• _Work task_:
From first line to last, output the records below exactly.

*** Opening Information given ***

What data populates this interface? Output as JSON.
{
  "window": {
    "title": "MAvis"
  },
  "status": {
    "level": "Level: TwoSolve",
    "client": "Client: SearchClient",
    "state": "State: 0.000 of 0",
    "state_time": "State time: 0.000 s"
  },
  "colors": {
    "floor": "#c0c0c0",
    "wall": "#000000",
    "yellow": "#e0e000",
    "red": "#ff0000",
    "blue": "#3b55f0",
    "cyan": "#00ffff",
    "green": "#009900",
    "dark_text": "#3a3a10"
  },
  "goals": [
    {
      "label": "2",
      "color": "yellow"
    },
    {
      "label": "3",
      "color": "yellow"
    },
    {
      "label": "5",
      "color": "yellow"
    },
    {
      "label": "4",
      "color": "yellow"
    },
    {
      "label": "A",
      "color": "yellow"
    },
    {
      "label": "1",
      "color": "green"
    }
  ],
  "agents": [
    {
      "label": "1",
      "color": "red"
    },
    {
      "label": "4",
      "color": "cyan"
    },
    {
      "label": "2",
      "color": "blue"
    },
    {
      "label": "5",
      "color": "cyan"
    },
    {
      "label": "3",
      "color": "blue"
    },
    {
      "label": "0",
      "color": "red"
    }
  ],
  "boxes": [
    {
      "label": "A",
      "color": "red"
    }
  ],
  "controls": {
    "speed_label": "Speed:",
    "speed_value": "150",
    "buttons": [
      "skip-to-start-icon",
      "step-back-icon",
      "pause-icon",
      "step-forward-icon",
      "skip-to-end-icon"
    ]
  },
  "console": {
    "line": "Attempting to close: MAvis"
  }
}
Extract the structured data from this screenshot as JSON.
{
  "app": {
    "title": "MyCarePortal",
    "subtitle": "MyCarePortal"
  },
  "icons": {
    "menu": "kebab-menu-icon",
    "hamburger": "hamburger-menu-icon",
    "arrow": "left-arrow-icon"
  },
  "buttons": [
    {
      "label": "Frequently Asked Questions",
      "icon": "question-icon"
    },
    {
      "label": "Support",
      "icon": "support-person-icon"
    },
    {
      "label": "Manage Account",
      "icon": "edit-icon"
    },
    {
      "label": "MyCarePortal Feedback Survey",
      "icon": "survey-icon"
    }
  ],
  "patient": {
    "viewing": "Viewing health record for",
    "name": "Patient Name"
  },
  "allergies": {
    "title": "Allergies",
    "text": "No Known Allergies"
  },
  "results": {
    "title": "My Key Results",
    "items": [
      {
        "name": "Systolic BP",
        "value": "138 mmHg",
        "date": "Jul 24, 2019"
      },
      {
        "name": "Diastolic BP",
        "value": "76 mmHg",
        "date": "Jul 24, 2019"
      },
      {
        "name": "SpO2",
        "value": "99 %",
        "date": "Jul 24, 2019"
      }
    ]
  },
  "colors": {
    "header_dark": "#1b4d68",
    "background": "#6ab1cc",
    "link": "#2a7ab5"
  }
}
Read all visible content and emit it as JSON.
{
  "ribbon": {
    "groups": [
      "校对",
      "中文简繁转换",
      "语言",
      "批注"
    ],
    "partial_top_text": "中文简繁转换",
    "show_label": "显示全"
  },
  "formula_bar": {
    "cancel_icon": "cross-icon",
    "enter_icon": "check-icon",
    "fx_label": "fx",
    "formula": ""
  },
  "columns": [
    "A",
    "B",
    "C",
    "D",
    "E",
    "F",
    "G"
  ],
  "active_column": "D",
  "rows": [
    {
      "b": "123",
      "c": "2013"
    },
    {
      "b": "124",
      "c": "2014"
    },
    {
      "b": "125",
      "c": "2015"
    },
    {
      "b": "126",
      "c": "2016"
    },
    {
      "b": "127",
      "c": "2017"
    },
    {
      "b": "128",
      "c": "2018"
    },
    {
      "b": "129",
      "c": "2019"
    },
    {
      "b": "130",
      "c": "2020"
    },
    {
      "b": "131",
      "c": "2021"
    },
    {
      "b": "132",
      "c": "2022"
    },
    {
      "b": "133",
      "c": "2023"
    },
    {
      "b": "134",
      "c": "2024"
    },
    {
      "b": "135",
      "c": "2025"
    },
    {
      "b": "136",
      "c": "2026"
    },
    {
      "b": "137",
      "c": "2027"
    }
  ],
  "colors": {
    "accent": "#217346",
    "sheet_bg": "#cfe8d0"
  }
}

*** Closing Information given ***

• _Result of this exercise_:
What data populates this interface? Output as JSON.
{
  "window": {
    "title": "MAvis"
  },
  "status": {
    "level": "Level: TwoSolve",
    "client": "Client: SearchClient",
    "state": "State: 0.000 of 0",
    "state_time": "State time: 0.000 s"
  },
  "colors": {
    "floor": "#c0c0c0",
    "wall": "#000000",
    "yellow": "#e0e000",
    "red": "#ff0000",
    "blue": "#3b55f0",
    "cyan": "#00ffff",
    "green": "#009900",
    "dark_text": "#3a3a10"
  },
  "goals": [
    {
      "label": "2",
      "color": "yellow"
    },
    {
      "label": "3",
      "color": "yellow"
    },
    {
      "label": "5",
      "color": "yellow"
    },
    {
      "label": "4",
      "color": "yellow"
    },
    {
      "label": "A",
      "color": "yellow"
    },
    {
      "label": "1",
      "color": "green"
    }
  ],
  "agents": [
    {
      "label": "1",
      "color": "red"
    },
    {
      "label": "4",
      "color": "cyan"
    },
    {
      "label": "2",
      "color": "blue"
    },
    {
      "label": "5",
      "color": "cyan"
    },
    {
      "label": "3",
      "color": "blue"
    },
    {
      "label": "0",
      "color": "red"
    }
  ],
  "boxes": [
    {
      "label": "A",
      "color": "red"
    }
  ],
  "controls": {
    "speed_label": "Speed:",
    "speed_value": "150",
    "buttons": [
      "skip-to-start-icon",
      "step-back-icon",
      "pause-icon",
      "step-forward-icon",
      "skip-to-end-icon"
    ]
  },
  "console": {
    "line": "Attempting to close: MAvis"
  }
}
Extract the structured data from this screenshot as JSON.
{
  "app": {
    "title": "MyCarePortal",
    "subtitle": "MyCarePortal"
  },
  "icons": {
    "menu": "kebab-menu-icon",
    "hamburger": "hamburger-menu-icon",
    "arrow": "left-arrow-icon"
  },
  "buttons": [
    {
      "label": "Frequently Asked Questions",
      "icon": "question-icon"
    },
    {
      "label": "Support",
      "icon": "support-person-icon"
    },
    {
      "label": "Manage Account",
      "icon": "edit-icon"
    },
    {
      "label": "MyCarePortal Feedback Survey",
      "icon": "survey-icon"
    }
  ],
  "patient": {
    "viewing": "Viewing health record for",
    "name": "Patient Name"
  },
  "allergies": {
    "title": "Allergies",
    "text": "No Known Allergies"
  },
  "results": {
    "title": "My Key Results",
    "items": [
      {
        "name": "Systolic BP",
        "value": "138 mmHg",
        "date": "Jul 24, 2019"
      },
      {
        "name": "Diastolic BP",
        "value": "76 mmHg",
        "date": "Jul 24, 2019"
      },
      {
        "name": "SpO2",
        "value": "99 %",
        "date": "Jul 24, 2019"
      }
    ]
  },
  "colors": {
    "header_dark": "#1b4d68",
    "background": "#6ab1cc",
    "link": "#2a7ab5"
  }
}
Read all visible content and emit it as JSON.
{
  "ribbon": {
    "groups": [
      "校对",
      "中文简繁转换",
      "语言",
      "批注"
    ],
    "partial_top_text": "中文简繁转换",
    "show_label": "显示全"
  },
  "formula_bar": {
    "cancel_icon": "cross-icon",
    "enter_icon": "check-icon",
    "fx_label": "fx",
    "formula": ""
  },
  "columns": [
    "A",
    "B",
    "C",
    "D",
    "E",
    "F",
    "G"
  ],
  "active_column": "D",
  "rows": [
    {
      "b": "123",
      "c": "2013"
    },
    {
      "b": "124",
      "c": "2014"
    },
    {
      "b": "125",
      "c": "2015"
    },
    {
      "b": "126",
      "c": "2016"
    },
    {
      "b": "127",
      "c": "2017"
    },
    {
      "b": "128",
      "c": "2018"
    },
    {
      "b": "129",
      "c": "2019"
    },
    {
      "b": "130",
      "c": "2020"
    },
    {
      "b": "131",
      "c": "2021"
    },
    {
      "b": "132",
      "c": "2022"
    },
    {
      "b": "133",
      "c": "2023"
    },
    {
      "b": "134",
      "c": "2024"
    },
    {
      "b": "135",
      "c": "2025"
    },
    {
      "b": "136",
      "c": "2026"
    },
    {
      "b": "137",
      "c": "2027"
    }
  ],
  "colors": {
    "accent": "#217346",
    "sheet_bg": "#cfe8d0"
  }
}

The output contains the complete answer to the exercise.